What effect has this reduction in investment had on GDP? Since 1940, every dollar invested has coincided with two dollars on average in incremental GDP growth. The chart below shows the change in nominal GDP (right hand side) and the current and subsequent year increase in nominal GDP dollars (left hand side) for each dollar invested in physical capital.
As can be seen, the effectiveness of federal investment in physical capital has varied over time, and is just as important as the magnitude of the investment. On average, investment in physical capital has produced a multiple of economic activity, while adding to the structural capacity of the economy. Federal spending on physical capital has been a significant driver of economic growth over the last 50 years.
Given the government's ability to borrow long term at excessively low rates, it's easy to make the case for increasing the investment in physical capital and R&D. There is no shortage of labor or investment needs across the country. The American Society of Civil Engineers estimates that the country needs $2.2 Trillion more of infrastructure investment over the next five years than what is currently planned. Such a program would double the investment in physical capital from 2.66% of GDP to over 5% of GDP, and generate economic growth of at least two times that amount.
History shows clearly that investments in physical capital and R&D does generate productive economic growth, and builds on the physical stock of the nation. Whether this investment is achieved through an increase in taxation or an increase in the debt load, or both, it is a necessary and highly effective policy tool. The notion that we are drowning in debt and cannot afford such a program is misguided, and history has proved the opposite. More investment is exactly what we need. Investment in physical capital generates immediate returns, reduces unemployment, grows the tax base, and adds structural capacity to the economy.
No matter who wins the election, rhetoric will give way to reality, and the government will be forced to implement a massive infrastructure spending program. This will be extremely bullish for sentiment and the stock market, especially cyclical industrial stocks. The impact on consumer spending will drive aggregate demand higher and accelerate the repair or household balance sheets. Most importantly, this will renew confidence and build a foundation for years of productive economic growth.
Disclosure: I have no positions in any stocks mentioned, and no plans to initiate any positions within the next 72 hours.
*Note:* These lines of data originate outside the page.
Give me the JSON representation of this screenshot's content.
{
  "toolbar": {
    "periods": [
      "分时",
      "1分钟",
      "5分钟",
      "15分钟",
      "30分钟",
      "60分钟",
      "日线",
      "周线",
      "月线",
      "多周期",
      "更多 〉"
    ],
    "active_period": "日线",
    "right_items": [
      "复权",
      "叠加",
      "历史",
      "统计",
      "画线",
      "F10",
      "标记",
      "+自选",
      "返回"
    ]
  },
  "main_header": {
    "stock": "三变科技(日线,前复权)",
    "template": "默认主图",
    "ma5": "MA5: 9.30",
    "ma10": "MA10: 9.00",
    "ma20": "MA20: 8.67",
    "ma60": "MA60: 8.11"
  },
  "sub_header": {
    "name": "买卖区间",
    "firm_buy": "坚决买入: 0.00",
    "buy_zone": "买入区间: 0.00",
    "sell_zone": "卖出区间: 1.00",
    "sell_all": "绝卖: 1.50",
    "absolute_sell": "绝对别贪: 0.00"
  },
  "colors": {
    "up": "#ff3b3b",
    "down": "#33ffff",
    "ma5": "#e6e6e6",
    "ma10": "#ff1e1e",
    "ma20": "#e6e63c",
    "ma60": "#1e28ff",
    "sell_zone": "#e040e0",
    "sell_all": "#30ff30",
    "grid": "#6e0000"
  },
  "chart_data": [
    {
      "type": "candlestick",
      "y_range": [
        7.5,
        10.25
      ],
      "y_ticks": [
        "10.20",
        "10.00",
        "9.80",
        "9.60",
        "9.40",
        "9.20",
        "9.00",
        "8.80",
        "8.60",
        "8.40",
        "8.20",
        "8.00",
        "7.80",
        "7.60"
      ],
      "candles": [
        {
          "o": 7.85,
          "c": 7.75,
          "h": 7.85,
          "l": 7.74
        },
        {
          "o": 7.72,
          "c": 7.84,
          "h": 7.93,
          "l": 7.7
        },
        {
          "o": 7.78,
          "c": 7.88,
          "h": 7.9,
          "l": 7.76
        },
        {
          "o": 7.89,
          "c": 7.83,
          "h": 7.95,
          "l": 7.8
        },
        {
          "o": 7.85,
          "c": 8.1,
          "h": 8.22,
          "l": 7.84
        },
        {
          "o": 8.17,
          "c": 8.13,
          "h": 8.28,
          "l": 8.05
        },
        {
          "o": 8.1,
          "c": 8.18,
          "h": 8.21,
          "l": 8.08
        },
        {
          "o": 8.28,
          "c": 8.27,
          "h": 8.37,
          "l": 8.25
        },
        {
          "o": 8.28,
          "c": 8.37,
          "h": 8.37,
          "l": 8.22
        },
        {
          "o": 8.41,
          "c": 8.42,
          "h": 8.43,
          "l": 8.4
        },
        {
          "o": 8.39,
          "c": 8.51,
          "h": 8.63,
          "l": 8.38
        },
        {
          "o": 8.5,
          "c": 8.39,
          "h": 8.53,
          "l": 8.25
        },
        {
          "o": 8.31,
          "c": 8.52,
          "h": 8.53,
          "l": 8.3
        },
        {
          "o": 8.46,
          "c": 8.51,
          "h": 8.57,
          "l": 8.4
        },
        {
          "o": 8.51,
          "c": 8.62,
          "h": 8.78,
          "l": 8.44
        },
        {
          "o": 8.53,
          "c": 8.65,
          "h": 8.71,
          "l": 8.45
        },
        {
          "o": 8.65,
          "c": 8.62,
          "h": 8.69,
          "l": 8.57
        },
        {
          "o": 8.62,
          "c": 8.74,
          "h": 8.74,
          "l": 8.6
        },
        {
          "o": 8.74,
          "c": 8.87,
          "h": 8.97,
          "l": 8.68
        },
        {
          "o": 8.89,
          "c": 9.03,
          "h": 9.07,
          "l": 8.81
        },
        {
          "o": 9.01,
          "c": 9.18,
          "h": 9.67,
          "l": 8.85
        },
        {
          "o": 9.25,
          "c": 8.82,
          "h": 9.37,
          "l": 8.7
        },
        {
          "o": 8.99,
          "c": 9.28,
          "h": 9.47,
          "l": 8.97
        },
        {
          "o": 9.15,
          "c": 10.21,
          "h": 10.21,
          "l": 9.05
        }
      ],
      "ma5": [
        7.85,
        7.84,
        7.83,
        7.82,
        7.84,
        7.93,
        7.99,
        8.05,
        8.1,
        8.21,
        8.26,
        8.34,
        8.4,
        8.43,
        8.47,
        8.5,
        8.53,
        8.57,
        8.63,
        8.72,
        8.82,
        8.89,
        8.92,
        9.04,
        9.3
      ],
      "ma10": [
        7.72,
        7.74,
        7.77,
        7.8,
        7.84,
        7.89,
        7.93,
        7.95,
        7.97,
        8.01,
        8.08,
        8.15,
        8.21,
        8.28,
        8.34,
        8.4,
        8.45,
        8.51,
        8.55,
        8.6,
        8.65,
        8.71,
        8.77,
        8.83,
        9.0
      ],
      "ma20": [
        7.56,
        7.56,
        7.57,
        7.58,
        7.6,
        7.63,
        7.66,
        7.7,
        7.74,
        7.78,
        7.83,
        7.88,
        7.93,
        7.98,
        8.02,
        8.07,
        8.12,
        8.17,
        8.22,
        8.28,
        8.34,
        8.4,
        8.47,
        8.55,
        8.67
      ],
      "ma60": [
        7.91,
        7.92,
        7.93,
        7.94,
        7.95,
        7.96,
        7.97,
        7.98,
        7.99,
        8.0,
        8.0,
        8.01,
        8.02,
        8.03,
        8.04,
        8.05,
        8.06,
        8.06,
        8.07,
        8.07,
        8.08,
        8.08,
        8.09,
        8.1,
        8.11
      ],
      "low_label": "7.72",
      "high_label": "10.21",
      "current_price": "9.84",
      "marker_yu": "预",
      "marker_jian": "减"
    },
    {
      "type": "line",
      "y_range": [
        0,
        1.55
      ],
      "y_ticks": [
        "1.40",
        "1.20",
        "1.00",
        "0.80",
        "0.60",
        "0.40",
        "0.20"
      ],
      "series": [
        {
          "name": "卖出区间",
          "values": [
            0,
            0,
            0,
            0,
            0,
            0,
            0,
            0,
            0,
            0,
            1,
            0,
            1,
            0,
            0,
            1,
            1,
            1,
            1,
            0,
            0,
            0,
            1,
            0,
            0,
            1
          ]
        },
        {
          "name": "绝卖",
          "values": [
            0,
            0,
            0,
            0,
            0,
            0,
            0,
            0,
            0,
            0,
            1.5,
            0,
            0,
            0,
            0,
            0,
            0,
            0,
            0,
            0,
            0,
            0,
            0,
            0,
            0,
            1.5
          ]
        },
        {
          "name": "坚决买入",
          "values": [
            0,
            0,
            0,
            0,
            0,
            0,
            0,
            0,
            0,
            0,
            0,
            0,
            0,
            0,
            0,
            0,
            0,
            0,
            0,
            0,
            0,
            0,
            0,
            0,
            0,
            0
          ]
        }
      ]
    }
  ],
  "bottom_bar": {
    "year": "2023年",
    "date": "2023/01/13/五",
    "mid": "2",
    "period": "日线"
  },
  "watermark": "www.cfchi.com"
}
I wrote this article myself, and it expresses my own opinions. I am not receiving compensation for it (other than from Seeking Alpha). I have no business relationship with any company whose stock is mentioned in this article.